The device being engineered in the US will go through a series of safety and efficacy trials on hundreds of patients in that country before it is approved by the FDA, University of California San Francisco researcher Dr Shuvo Roy , co-inventor of the device, said at the Tanker annual charity and awards night on Wednesday .
The device that can be implanted in the abdomen and will be powered by the heart is designed to filter the blood and perform other kidney functions, including production of hormones, and help assist in blood pressure control, he told a hall filled with doctors, paramedics and patients. Unlike conventional haemodialysis, which merely filters toxins from the blood, the artificial kidney has a membrane that filters the blood and a bio-reactor comprising living kidney cells that are exposed to the blood during dialysis. “It performs the job of a kidney more holistically than just conventional dialysis,“ he said.
The final stage of chronic kidney disease, called end stage renal disease, is when the kidneys are no longer able to remove enough wastes and excess fluids from the body. At this point, patients are put on dialysis, sometimes up to three times a week, as a bridge to transplant. Increasing incidence of diabetes and hypertension has been pushing up chronic kidney disease among many patients.
At least 2.5 lakh people in India die due to kidney disease every year. Diabetes and high blood pressure are the two most common causes and account for most cases. The cost of treating end-stage kidney disease through dialysis or a kidney transplant is enormous.
In the Tamil Nadu chief minister's health insurance I scheme, which covers more than 1.5 crore families in the state, renal dialysis is the most opted for treatment by policyholders, although the cost of giving a heart patient a stent is several times higher. Between January 2012 and May 2016, more than 2.21 lakh people have undergone dialysis at a cost of `169.72 lakh. The charges do not include the inestimable costs to quality of life among patients with advanced kidney disease. In addition to dialysis, more than 60,000 people have opted for treatment of kidney stones and renal transplant. At least 3,000 people in the state have been wait listed for kidney transplant with the state cadaver transplant registry . “Getting an organ is still not easy. So patients with end-stage renal diseases will have to be on regular dialysis and medicines,“ said nephrologist Dr Georgie Abraham.

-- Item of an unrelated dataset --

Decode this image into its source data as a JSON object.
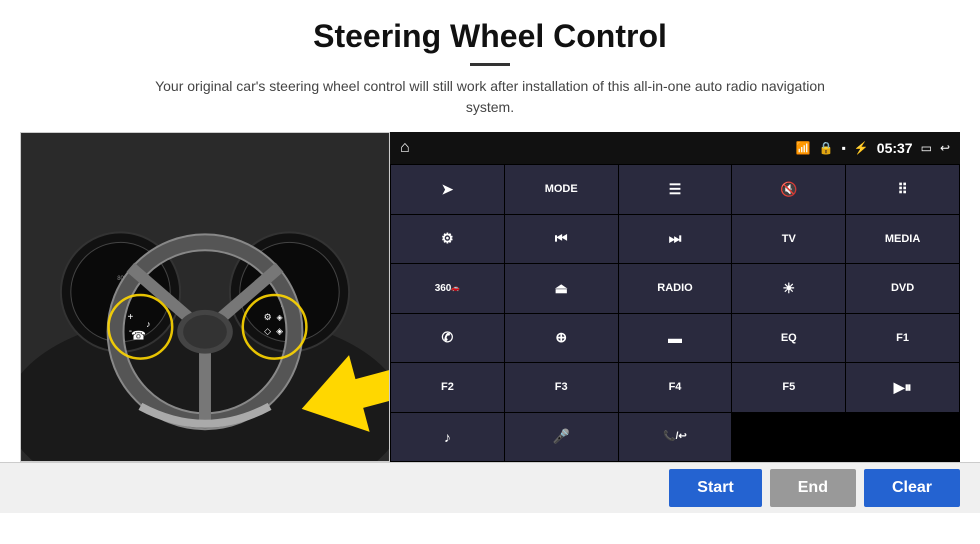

ICMR director general Dr Soumya Swaminathan said the Union health ministry has been working with engineers at various IITs to develop solutions for various health problems in India. Tanker Foundation honoured young scientists and doctors with awards for their contribution in the field of nephrology.